Fitzgerald doesn’t have any standout tool, but consistently grades with 45s/50s across the board. He took a big step forward with the bat this year and I’m curious to see if the Giants explore a swing change to tap into some more of his power.
FanGraphs Prospects was very high on Fitzgerald, ranking him 75th on their board and saying he was a “streaky-hitting shortstop has everyday tools.” As a fourth-round selection, he’s already being compared to Brandon Crawford, but Fitzgerald has a different profile.
He has a more developed hit tool than Crawford did at this point in his career, but also doesn’t have the arm strength that Crawford did.
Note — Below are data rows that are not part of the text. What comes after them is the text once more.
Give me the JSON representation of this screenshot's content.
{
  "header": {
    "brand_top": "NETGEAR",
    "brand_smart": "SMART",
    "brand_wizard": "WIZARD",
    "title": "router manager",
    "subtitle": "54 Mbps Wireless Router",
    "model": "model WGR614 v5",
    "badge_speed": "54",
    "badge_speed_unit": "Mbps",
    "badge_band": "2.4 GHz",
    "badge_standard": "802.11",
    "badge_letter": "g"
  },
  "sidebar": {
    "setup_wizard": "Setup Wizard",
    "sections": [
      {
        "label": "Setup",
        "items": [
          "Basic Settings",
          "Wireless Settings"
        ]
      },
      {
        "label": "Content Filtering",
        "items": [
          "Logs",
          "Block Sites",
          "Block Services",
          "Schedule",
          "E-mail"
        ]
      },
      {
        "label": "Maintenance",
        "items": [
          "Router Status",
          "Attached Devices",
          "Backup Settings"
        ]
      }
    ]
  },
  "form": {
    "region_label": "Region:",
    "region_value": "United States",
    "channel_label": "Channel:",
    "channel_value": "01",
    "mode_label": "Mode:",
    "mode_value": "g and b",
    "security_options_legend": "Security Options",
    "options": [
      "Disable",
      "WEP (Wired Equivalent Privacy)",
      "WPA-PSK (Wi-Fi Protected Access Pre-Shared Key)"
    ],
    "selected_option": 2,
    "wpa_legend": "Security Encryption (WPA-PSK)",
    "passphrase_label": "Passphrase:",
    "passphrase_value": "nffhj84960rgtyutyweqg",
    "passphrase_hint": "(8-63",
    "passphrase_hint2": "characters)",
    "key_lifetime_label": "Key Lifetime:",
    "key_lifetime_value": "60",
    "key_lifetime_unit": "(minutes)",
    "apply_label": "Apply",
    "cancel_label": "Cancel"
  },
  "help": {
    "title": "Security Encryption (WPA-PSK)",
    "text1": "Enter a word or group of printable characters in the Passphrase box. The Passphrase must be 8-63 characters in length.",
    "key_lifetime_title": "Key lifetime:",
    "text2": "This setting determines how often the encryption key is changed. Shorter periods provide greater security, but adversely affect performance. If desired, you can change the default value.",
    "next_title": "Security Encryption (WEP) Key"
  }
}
He’s also a superior athlete to Crawford.
5th Round (146th overall): Garrett Frechette, 1B/OF, Orange Lutheran HS (Calif.)
Frechette has a really smooth left-handed swing and his 6’3”,195-pound frame gives scouts room to dream on his power potential as he fills in. He’s pretty athletic for his size and might be able to handle a corner outfield spot.
It’s easy to dream that a player like Frechette could turn into Cody Bellinger if everything clicks, but the truth is he’s a far cry from what Bellinger was as a prep prospect.
Frechette transferred high schools before his senior year to get more exposure but then dealt with a series of injuries that limited his playing time. He only managed three extra-base hits on the season and will be a big project for the coaches at the lower levels of the minor leagues.
6th Round (176th overall): Dilan Rosario, SS, Colegio Marista HS (PR)
Rosario is my favorite pick of Day 2 for the Giants. The USC commit may be the best defensive prep shortstop in the draft and he shows great hand-eye coordination and bat-to-ball skills.
While he is able to square up balls consistently, he doesn’t drive the ball much and adding strength will be priority one as a professional.
Even if he can just develop some gap power, he has the tools to turn into a productive everyday player.